## Brief
When copying the records below, keep every word as it is and drop the images.

## Data for this exercise

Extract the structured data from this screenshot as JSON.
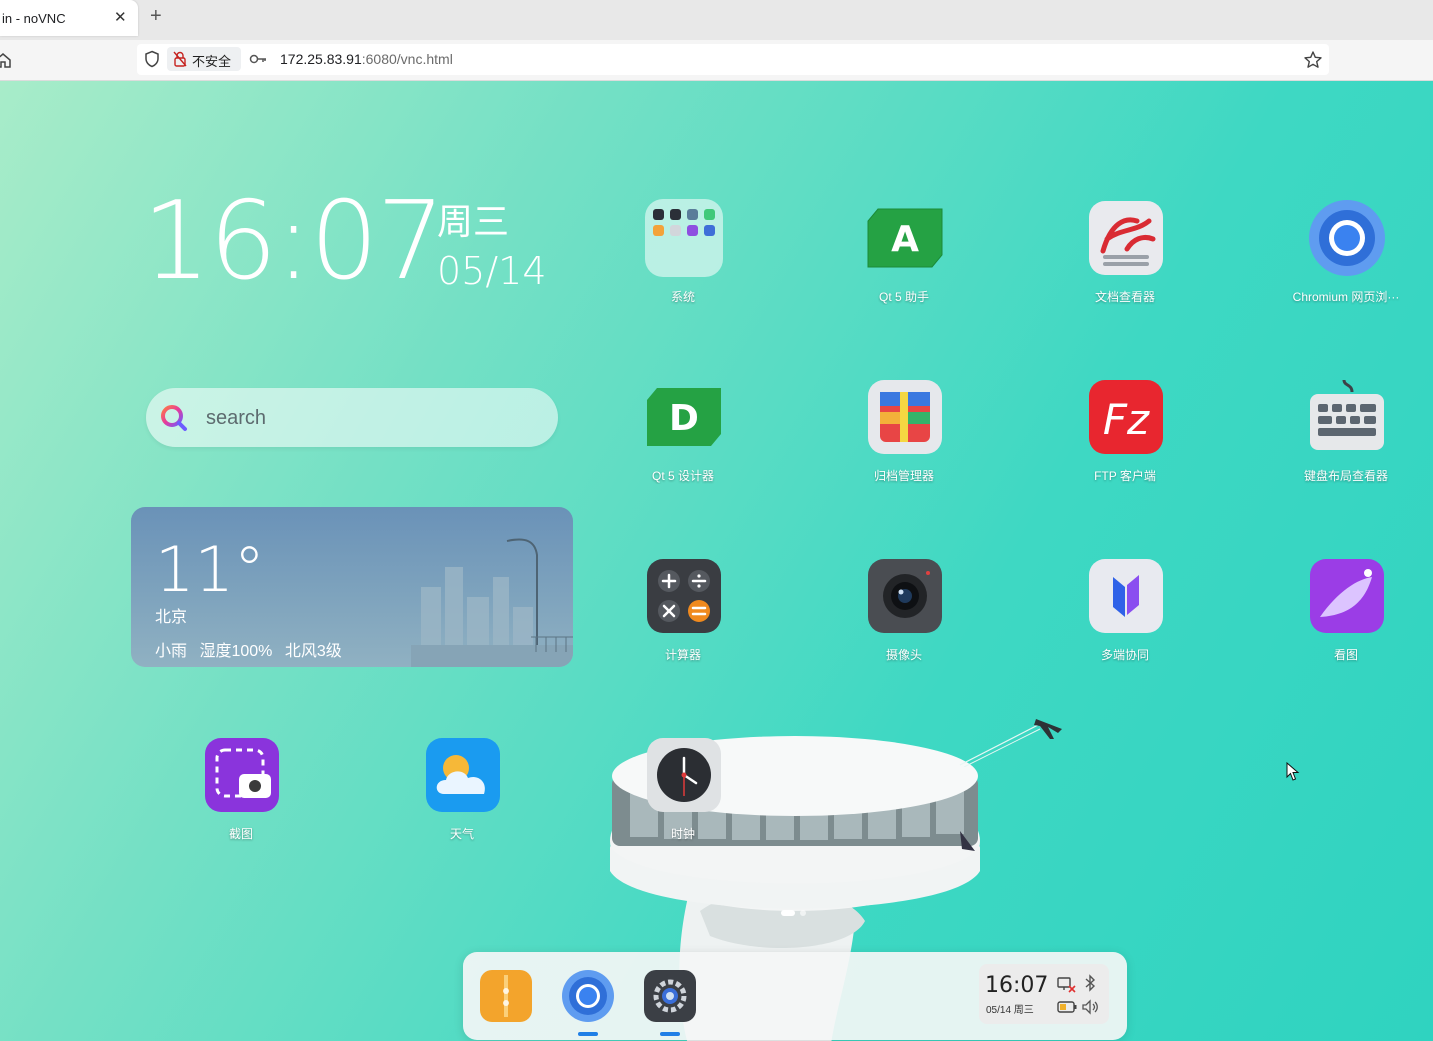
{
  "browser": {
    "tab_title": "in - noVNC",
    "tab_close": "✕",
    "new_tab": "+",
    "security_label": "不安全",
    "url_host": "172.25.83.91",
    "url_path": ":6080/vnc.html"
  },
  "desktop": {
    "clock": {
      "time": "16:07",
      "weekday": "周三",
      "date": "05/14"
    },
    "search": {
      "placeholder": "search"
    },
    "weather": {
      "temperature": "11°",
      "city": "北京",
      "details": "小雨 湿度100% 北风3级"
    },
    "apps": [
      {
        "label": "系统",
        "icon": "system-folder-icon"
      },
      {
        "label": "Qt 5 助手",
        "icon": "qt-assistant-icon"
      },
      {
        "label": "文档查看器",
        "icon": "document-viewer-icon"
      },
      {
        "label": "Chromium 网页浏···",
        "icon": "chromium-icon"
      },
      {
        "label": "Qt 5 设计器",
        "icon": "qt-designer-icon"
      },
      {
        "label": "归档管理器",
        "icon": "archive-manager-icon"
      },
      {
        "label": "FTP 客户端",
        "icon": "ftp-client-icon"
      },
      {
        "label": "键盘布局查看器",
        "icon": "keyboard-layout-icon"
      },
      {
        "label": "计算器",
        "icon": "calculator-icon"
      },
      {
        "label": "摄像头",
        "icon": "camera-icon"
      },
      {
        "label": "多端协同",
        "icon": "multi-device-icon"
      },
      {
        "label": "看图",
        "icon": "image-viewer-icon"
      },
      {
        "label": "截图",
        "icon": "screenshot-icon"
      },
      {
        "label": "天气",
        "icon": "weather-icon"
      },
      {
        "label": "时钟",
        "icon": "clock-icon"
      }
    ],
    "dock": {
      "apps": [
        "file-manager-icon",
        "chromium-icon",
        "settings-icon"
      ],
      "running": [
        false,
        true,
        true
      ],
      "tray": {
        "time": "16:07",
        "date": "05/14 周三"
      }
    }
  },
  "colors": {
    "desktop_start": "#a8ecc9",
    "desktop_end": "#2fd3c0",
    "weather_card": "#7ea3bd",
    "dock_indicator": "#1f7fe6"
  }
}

## Reply to the task
Extract the structured data from this screenshot as JSON.
{
  "browser": {
    "tab_title": "in - noVNC",
    "tab_close": "✕",
    "new_tab": "+",
    "security_label": "不安全",
    "url_host": "172.25.83.91",
    "url_path": ":6080/vnc.html"
  },
  "desktop": {
    "clock": {
      "time": "16:07",
      "weekday": "周三",
      "date": "05/14"
    },
    "search": {
      "placeholder": "search"
    },
    "weather": {
      "temperature": "11°",
      "city": "北京",
      "details": "小雨 湿度100% 北风3级"
    },
    "apps": [
      {
        "label": "系统",
        "icon": "system-folder-icon"
      },
      {
        "label": "Qt 5 助手",
        "icon": "qt-assistant-icon"
      },
      {
        "label": "文档查看器",
        "icon": "document-viewer-icon"
      },
      {
        "label": "Chromium 网页浏···",
        "icon": "chromium-icon"
      },
      {
        "label": "Qt 5 设计器",
        "icon": "qt-designer-icon"
      },
      {
        "label": "归档管理器",
        "icon": "archive-manager-icon"
      },
      {
        "label": "FTP 客户端",
        "icon": "ftp-client-icon"
      },
      {
        "label": "键盘布局查看器",
        "icon": "keyboard-layout-icon"
      },
      {
        "label": "计算器",
        "icon": "calculator-icon"
      },
      {
        "label": "摄像头",
        "icon": "camera-icon"
      },
      {
        "label": "多端协同",
        "icon": "multi-device-icon"
      },
      {
        "label": "看图",
        "icon": "image-viewer-icon"
      },
      {
        "label": "截图",
        "icon": "screenshot-icon"
      },
      {
        "label": "天气",
        "icon": "weather-icon"
      },
      {
        "label": "时钟",
        "icon": "clock-icon"
      }
    ],
    "dock": {
      "apps": [
        "file-manager-icon",
        "chromium-icon",
        "settings-icon"
      ],
      "running": [
        false,
        true,
        true
      ],
      "tray": {
        "time": "16:07",
        "date": "05/14 周三"
      }
    }
  },
  "colors": {
    "desktop_start": "#a8ecc9",
    "desktop_end": "#2fd3c0",
    "weather_card": "#7ea3bd",
    "dock_indicator": "#1f7fe6"
  }
}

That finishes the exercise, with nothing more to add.